This baptism (according to Irenæus “into his own name”), and the promise of the resurrection as a result, seem to have been an original addition of Menanders. The exemption from death taught by Menander was evidently understood by Irenæus, Tertullian (De Anima, 50), and Eusebius in its physical, literal sense; but the followers of Menander must of course have put a spiritual meaning upon it, or the sect could not have continued in existence for any length of time. It is certain that it was flourishing at the time of Justin; how much longer we do not know. Justin himself does not emphasize the physical element, and he undoubtedly understood that the immortality taught was spiritual simply. Hegesippus (quoted below, in Bk. IV. chap. 22) mentions the Menandrianists, but this does not imply that he was himself acquainted with them, for he draws his information largely from Justin Martyr.158:819
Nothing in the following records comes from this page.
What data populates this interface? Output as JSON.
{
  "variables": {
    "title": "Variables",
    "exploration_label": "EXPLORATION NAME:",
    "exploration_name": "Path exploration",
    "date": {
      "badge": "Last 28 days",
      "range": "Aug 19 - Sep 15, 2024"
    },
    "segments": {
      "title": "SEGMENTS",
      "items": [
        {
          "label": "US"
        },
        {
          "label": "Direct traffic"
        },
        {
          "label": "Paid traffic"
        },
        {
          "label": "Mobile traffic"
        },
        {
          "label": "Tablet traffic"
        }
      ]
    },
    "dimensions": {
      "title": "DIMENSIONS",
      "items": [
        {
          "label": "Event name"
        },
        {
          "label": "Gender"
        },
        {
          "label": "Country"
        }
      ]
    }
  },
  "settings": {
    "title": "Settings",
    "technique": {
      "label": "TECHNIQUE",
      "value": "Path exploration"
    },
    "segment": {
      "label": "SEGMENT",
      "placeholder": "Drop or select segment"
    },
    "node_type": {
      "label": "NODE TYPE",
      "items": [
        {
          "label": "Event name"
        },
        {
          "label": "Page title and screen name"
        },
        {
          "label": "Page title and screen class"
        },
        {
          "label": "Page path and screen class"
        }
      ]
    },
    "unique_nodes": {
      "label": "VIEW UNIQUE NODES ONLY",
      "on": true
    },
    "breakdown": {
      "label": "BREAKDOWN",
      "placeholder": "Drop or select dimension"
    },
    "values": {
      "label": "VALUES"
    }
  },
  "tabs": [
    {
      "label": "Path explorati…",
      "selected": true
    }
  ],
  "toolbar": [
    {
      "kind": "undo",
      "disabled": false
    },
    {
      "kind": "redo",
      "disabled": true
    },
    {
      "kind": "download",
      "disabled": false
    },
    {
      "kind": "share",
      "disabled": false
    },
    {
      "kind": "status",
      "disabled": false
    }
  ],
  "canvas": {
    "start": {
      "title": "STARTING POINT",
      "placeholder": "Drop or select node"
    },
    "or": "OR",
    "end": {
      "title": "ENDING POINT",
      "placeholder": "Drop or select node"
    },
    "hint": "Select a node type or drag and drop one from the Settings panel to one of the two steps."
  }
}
Irenæus, Adv. Hær. I. 23. 5. In III. 4. 3 he mentions Menander again, making him the father of all the Gnostics.158:820
Justin, Apol. I. 26.158:821
The situation of the village of Capparattea is uncertain. See Harnacks Quellen-Kritik des Gnosticismus, p. 84.158:822
Menanders Antiochene activity is reported only by Justin. It is probable, therefore, that Tertullian used Irenæus alone in writing his account of Menander, for it is unlikely that both of them would have omitted the same fact if they drew independently from Justin.158:823
Cyril of Jerusalem (Cat. XVIII. 1) says that the denial of the resurrection of the body was a peculiarly Samaritan heresy, and it would seem therefore that the heresy of these Menandrianists was in that direction, i.e. that they taught rather a spiritual immortality and denied a bodily resurrection (as suggested in note 6); evidently, however, this was not Eusebius idea. He probably looked upon them as discrediting the Christian doctrine of a resurrection by teaching a physical immortality, which of course was soon proved contrary to truth, and which thus, being confounded by the masses with the doctrines of the Christians, brought the latter also into contempt, and threw discredit upon immortality and resurrection of every kind.